• Prompt: Return all lines in the data where the string "value" can be found.

[Web page and app entries]
* * * * * * * * *
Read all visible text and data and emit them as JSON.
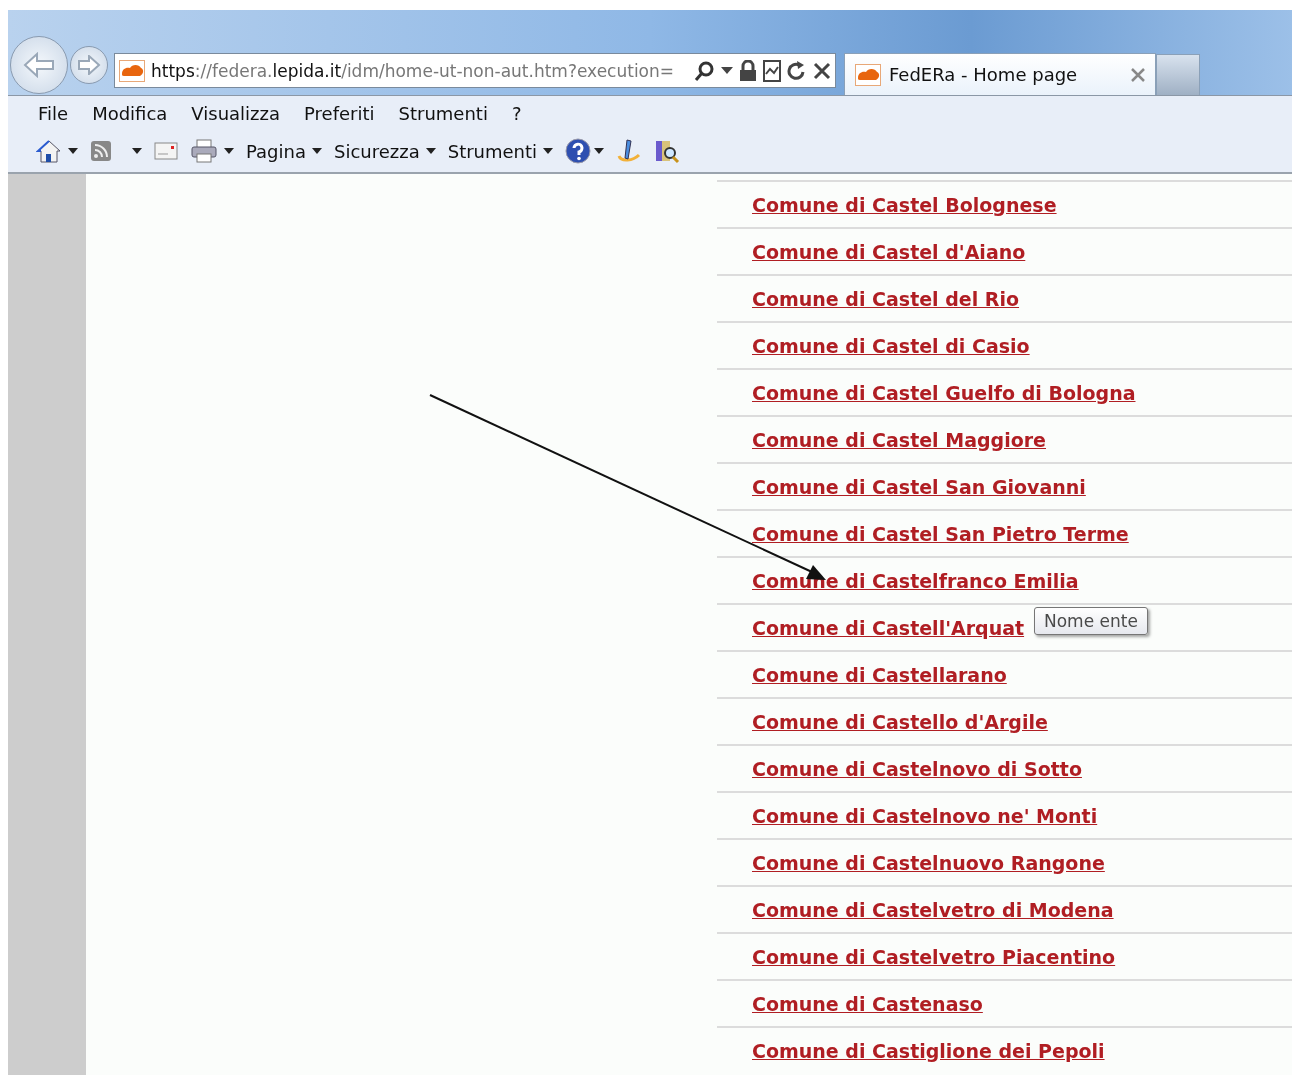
{
  "address_bar": {
    "scheme": "https",
    "host_prefix": "://federa.",
    "host": "lepida.it",
    "path": "/idm/home-ut-non-aut.htm?execution="
  },
  "tabs": [
    {
      "label": "FedERa - Home page",
      "selected": true
    }
  ],
  "menu": [
    "File",
    "Modifica",
    "Visualizza",
    "Preferiti",
    "Strumenti",
    "?"
  ],
  "commands": [
    {
      "kind": "home"
    },
    {
      "kind": "feed"
    },
    {
      "kind": "mail"
    },
    {
      "kind": "print"
    },
    {
      "kind": "menu",
      "label": "Pagina"
    },
    {
      "kind": "menu",
      "label": "Sicurezza"
    },
    {
      "kind": "menu",
      "label": "Strumenti"
    },
    {
      "kind": "help"
    },
    {
      "kind": "pen"
    },
    {
      "kind": "research"
    }
  ],
  "entities": [
    {
      "name": "Comune di Castel Bolognese"
    },
    {
      "name": "Comune di Castel d'Aiano"
    },
    {
      "name": "Comune di Castel del Rio"
    },
    {
      "name": "Comune di Castel di Casio"
    },
    {
      "name": "Comune di Castel Guelfo di Bologna"
    },
    {
      "name": "Comune di Castel Maggiore"
    },
    {
      "name": "Comune di Castel San Giovanni"
    },
    {
      "name": "Comune di Castel San Pietro Terme"
    },
    {
      "name": "Comune di Castelfranco Emilia"
    },
    {
      "name": "Comune di Castell'Arquat",
      "tooltip": "Nome ente"
    },
    {
      "name": "Comune di Castellarano"
    },
    {
      "name": "Comune di Castello d'Argile"
    },
    {
      "name": "Comune di Castelnovo di Sotto"
    },
    {
      "name": "Comune di Castelnovo ne' Monti"
    },
    {
      "name": "Comune di Castelnuovo Rangone"
    },
    {
      "name": "Comune di Castelvetro di Modena"
    },
    {
      "name": "Comune di Castelvetro Piacentino"
    },
    {
      "name": "Comune di Castenaso"
    },
    {
      "name": "Comune di Castiglione dei Pepoli"
    }
  ]
}
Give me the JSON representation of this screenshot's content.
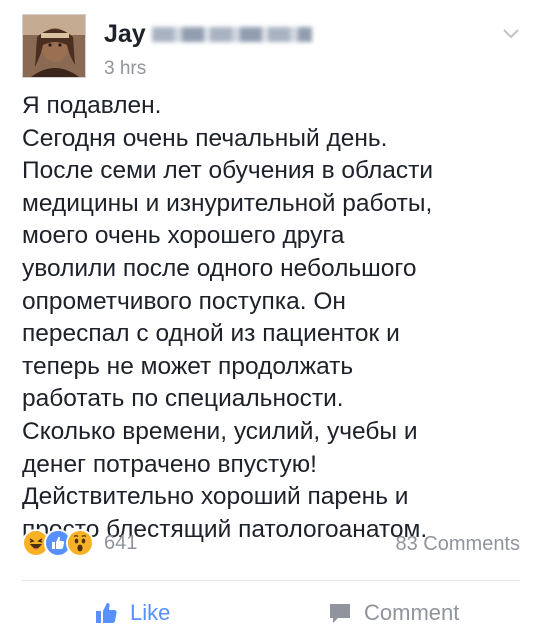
{
  "post": {
    "author_visible": "Jay",
    "timestamp": "3 hrs",
    "body_lines": [
      "Я подавлен.",
      "Сегодня очень печальный день.",
      "После семи лет обучения в области",
      "медицины и изнурительной работы,",
      "моего очень хорошего друга",
      "уволили после одного небольшого",
      "опрометчивого поступка. Он",
      "переспал с одной из пациенток и",
      "теперь не может продолжать",
      "работать по специальности.",
      "Сколько времени, усилий, учебы и",
      "денег потрачено впустую!",
      "Действительно хороший парень и",
      "просто блестящий патологоанатом."
    ]
  },
  "stats": {
    "reactions": [
      "haha-icon",
      "like-icon",
      "wow-icon"
    ],
    "reaction_count": "641",
    "comment_count": "83 Comments"
  },
  "actions": {
    "like_label": "Like",
    "comment_label": "Comment"
  },
  "colors": {
    "text": "#1d2129",
    "muted": "#90949c",
    "like_blue": "#5890ff",
    "haha_yellow": "#f7b125",
    "divider": "#e5e5e5"
  }
}
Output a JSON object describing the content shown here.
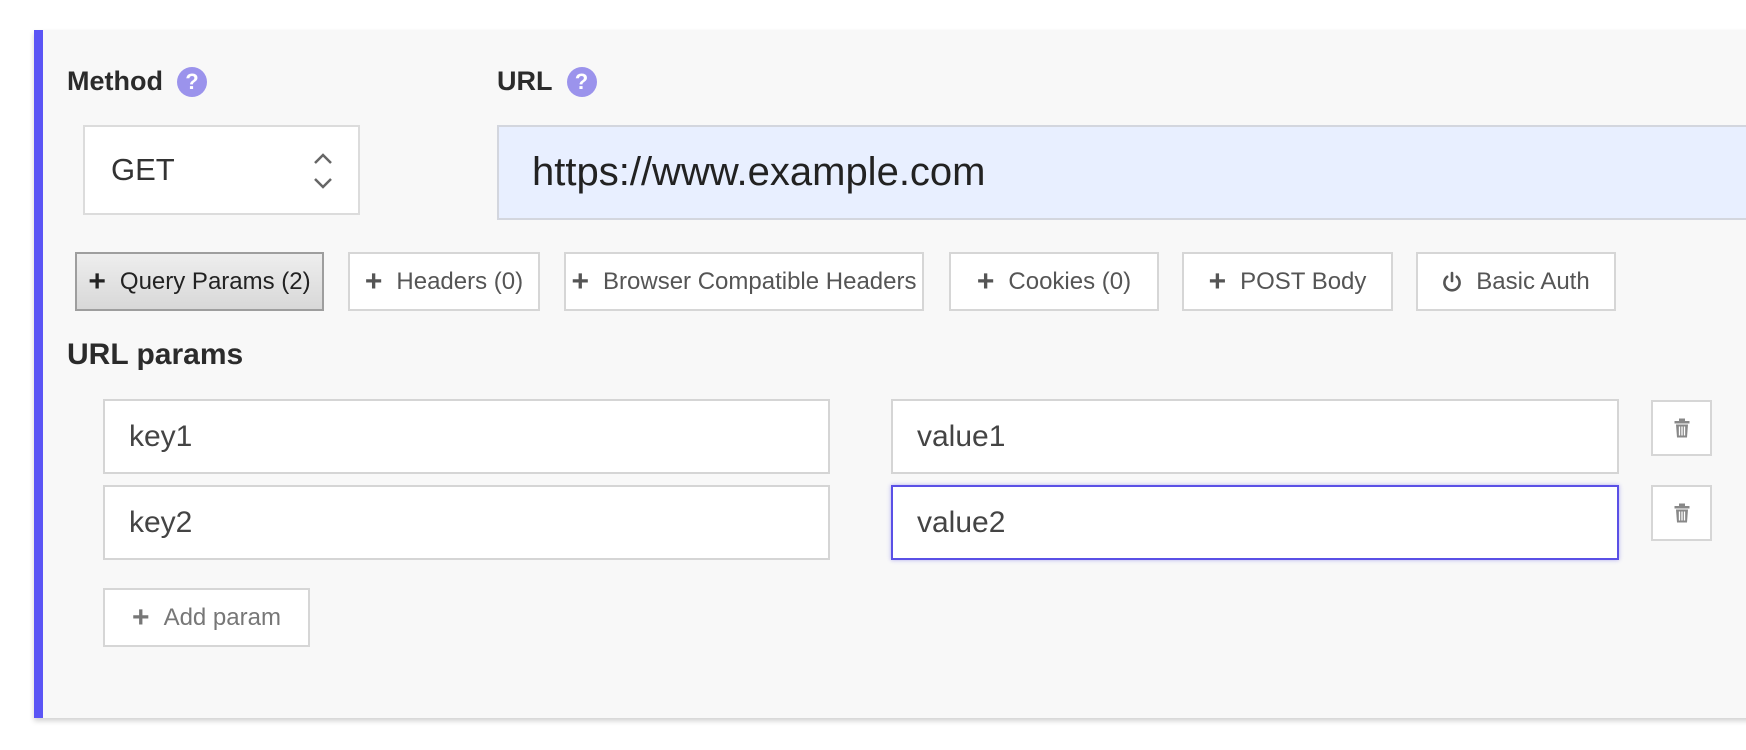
{
  "method": {
    "label": "Method",
    "help_icon": "?",
    "value": "GET"
  },
  "url": {
    "label": "URL",
    "help_icon": "?",
    "value": "https://www.example.com"
  },
  "tabs": [
    {
      "label": "Query Params (2)",
      "icon": "plus-icon",
      "active": true
    },
    {
      "label": "Headers (0)",
      "icon": "plus-icon",
      "active": false
    },
    {
      "label": "Browser Compatible Headers",
      "icon": "plus-icon",
      "active": false
    },
    {
      "label": "Cookies (0)",
      "icon": "plus-icon",
      "active": false
    },
    {
      "label": "POST Body",
      "icon": "plus-icon",
      "active": false
    },
    {
      "label": "Basic Auth",
      "icon": "power-icon",
      "active": false
    }
  ],
  "params": {
    "title": "URL params",
    "rows": [
      {
        "key": "key1",
        "value": "value1"
      },
      {
        "key": "key2",
        "value": "value2"
      }
    ],
    "add_label": "Add param"
  },
  "colors": {
    "accent": "#5b55f5",
    "url_background": "#e8efff",
    "help_icon": "#9b93ec"
  }
}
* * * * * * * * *
• Solution below:
    "value": "GET"
    "value": "https://www.example.com"
        "value": "value1"
        "value": "value2"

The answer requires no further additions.